There Is A Light That Never Goes Out is one of the most popular songs by The Smiths. It is a song about going out with a lady to have fun. This predated the Rave scene that emerged in the UK around 1987-1988. This music was set for the future and is a really decent and quality listen. A more serious tune to listen to, this is destroyed by dealing with a motor car accident that affects the couple that Morrissey portrays in this song. A great melodramatic piece of beauty, precision and monumental listening, this should be heard by many. This is a great song that is beautiful and tragic simultaneously, but is gorgeous: “…to die by your side, well, the pleasure and privilege is mine,” is a tragic and wonderfully beautiful lyric. Lovely and pretty music and a must listen from The Smiths. The outro has a keyboard string section and what sounds like a flute being played. Brilliant effort.
Some Girls Are Bigger Than Others begins with a strange fade in, which is very odd. Soon enough, we have a tune that is simple, pretty and melodic.

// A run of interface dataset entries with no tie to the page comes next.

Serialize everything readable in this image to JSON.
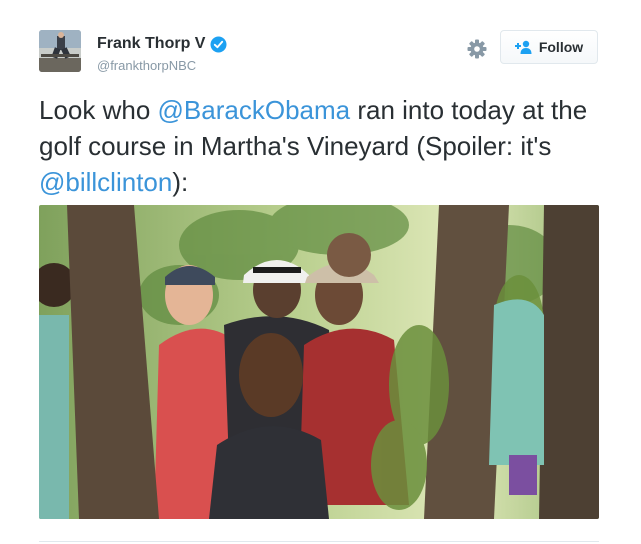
{
  "author": {
    "display_name": "Frank Thorp V",
    "handle": "@frankthorpNBC",
    "verified": true,
    "avatar_icon": "profile-photo"
  },
  "actions": {
    "settings_icon": "gear-icon",
    "follow_label": "Follow",
    "follow_icon": "add-user-icon"
  },
  "tweet": {
    "text_1": "Look who ",
    "mention_1": "@BarackObama",
    "text_2": " ran into today at the golf course in Martha's Vineyard (Spoiler: it's ",
    "mention_2": "@billclinton",
    "text_3": "):"
  },
  "colors": {
    "link": "#3b94d9",
    "text": "#292f33",
    "muted": "#8899a6",
    "verified": "#1da1f2"
  }
}
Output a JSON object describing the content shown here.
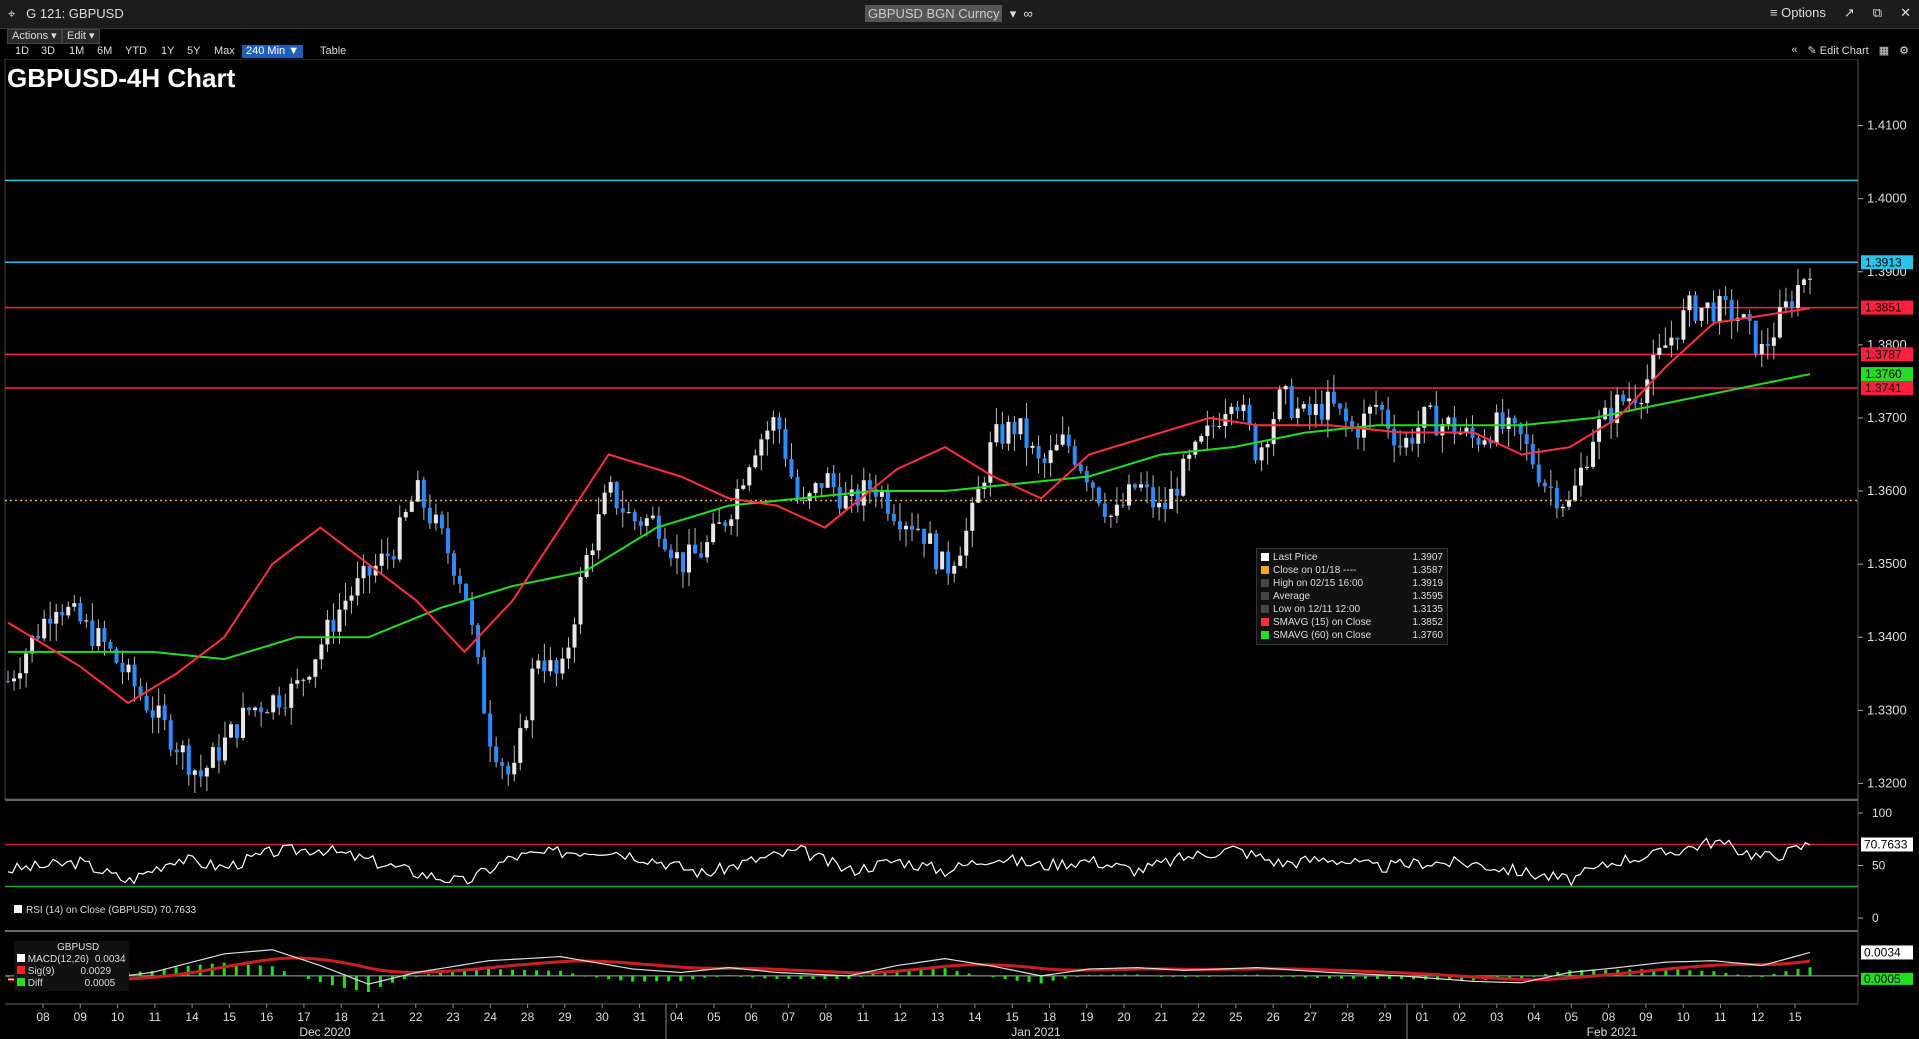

Morrissey sings about male sexual lust. Opposite of what gets Kid Rock turned on, Morrissey like skinny ladies. Still, this is a good song for what it is, and it would seem that musically The Smiths are the opposite of anything Kid Rock ever made, in actual fact. Still, a tremendous effort and a good song to finish off this amazing album. Really joyful and refreshing for all its misery, The Smiths succeed wonderfully from start to finish. There is an extended outro with some gorgeous guitar sounds and textures. Bravo.
Certainly, The Smiths cut out a golden classic of an album here. Everything about it, provided you are into Indie Rock or just Rock in general, is perfectly played and sung well by all members of the group. This is the better side of the 1980s, an era where mullet haircuts, cheesy keyboards and deregulation politics didn’t age well. This has, however. Listen to this immediately, if you have made it this far through this review. A phenomenal effort.